Top of Information

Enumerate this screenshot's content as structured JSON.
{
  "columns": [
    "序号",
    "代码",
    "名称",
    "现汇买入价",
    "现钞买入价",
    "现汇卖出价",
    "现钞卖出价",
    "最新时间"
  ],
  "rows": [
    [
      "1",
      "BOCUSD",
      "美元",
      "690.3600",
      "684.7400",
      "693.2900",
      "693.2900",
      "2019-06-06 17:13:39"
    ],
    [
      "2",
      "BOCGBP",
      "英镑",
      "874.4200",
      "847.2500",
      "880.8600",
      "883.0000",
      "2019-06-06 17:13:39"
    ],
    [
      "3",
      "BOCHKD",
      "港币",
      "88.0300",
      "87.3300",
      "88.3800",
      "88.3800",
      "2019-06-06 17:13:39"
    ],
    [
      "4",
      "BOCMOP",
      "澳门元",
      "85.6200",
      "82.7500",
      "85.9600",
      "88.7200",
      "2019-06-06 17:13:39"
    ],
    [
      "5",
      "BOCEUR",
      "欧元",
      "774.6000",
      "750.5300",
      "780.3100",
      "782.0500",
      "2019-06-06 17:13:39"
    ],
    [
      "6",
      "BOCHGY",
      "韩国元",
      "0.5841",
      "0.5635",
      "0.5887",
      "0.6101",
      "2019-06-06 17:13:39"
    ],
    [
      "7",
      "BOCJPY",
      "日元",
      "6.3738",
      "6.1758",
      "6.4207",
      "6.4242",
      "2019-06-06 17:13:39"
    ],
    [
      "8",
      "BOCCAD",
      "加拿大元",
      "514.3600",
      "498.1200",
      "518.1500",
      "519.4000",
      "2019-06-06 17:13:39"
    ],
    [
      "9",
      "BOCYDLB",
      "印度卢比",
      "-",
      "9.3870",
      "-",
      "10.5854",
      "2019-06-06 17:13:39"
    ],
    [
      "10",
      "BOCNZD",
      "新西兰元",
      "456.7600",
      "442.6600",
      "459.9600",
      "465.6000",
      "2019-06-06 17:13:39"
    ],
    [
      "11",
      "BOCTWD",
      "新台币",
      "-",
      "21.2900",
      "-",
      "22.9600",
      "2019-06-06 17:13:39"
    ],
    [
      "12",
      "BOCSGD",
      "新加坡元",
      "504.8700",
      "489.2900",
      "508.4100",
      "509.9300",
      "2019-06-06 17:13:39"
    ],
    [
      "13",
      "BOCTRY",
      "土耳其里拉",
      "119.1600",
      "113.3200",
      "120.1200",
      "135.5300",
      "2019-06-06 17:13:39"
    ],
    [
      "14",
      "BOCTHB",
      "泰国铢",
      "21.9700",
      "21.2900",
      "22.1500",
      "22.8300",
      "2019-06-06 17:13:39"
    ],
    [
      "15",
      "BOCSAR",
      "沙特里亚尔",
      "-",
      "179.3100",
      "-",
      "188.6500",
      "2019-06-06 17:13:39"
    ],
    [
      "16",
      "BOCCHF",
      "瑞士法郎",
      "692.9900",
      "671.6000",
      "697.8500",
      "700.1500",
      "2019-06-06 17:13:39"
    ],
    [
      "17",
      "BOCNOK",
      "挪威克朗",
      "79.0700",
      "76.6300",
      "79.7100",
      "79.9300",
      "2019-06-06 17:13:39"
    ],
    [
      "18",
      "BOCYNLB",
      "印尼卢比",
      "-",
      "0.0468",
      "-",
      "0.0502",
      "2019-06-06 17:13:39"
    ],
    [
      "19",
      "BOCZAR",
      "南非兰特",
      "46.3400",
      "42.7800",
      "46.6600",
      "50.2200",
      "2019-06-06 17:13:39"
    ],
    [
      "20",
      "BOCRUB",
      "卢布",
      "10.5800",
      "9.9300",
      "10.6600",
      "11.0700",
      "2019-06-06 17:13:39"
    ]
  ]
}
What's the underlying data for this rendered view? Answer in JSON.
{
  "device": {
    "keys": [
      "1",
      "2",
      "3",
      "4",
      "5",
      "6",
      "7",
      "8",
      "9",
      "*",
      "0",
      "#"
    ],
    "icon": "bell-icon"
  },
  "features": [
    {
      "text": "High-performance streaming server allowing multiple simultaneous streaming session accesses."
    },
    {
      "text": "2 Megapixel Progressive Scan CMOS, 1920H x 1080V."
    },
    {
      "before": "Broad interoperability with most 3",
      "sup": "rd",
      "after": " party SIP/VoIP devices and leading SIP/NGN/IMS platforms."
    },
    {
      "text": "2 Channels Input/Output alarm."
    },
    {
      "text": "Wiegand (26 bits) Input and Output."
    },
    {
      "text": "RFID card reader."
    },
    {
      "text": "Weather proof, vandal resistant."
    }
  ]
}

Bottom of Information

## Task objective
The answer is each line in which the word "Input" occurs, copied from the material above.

## Solution for this exercise
      "text": "2 Channels Input/Output alarm."
      "text": "Wiegand (26 bits) Input and Output."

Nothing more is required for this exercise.